▶ **REQUIRED ACTION**:
Which lines in the records below contain the word "Estrellitas"? Copy each one.

▶ **EXERCISE INPUT**:
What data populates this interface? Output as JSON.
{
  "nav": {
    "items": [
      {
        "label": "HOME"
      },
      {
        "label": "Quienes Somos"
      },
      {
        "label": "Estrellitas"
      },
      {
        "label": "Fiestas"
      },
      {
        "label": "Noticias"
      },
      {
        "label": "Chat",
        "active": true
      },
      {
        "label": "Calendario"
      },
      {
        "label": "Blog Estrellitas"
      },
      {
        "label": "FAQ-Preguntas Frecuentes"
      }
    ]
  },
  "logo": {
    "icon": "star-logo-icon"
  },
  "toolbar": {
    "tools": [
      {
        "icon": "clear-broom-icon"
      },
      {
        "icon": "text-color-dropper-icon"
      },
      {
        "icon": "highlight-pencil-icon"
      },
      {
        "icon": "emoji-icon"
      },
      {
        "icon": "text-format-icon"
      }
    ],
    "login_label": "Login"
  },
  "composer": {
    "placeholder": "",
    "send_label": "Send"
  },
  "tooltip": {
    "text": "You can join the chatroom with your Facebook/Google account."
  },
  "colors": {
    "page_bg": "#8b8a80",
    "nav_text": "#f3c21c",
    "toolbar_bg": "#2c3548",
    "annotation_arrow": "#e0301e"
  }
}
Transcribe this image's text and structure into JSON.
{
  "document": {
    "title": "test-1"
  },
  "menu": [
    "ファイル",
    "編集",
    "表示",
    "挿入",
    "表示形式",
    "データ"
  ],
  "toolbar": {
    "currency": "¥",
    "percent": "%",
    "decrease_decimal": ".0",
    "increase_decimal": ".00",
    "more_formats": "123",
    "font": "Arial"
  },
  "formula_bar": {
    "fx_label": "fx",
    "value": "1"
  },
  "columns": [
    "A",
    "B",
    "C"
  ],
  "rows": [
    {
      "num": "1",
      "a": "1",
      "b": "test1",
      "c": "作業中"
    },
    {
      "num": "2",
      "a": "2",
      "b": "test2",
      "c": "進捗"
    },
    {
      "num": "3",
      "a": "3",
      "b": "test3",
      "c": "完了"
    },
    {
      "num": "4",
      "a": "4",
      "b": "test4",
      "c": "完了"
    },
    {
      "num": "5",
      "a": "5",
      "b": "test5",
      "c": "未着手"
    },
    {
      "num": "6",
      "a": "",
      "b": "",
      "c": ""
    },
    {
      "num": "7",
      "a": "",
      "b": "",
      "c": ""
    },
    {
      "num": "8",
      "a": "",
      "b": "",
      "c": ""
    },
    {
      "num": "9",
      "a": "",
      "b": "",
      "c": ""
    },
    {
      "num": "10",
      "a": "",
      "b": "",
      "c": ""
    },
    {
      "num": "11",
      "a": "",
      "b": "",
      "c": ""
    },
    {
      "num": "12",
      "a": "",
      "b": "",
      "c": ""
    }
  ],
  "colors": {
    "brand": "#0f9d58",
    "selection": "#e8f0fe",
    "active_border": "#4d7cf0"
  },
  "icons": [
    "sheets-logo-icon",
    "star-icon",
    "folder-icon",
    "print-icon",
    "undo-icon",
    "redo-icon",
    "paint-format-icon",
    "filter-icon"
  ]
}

▶ **SOLUTION FOR THIS TASK**:
        "label": "Estrellitas"
        "label": "Blog Estrellitas"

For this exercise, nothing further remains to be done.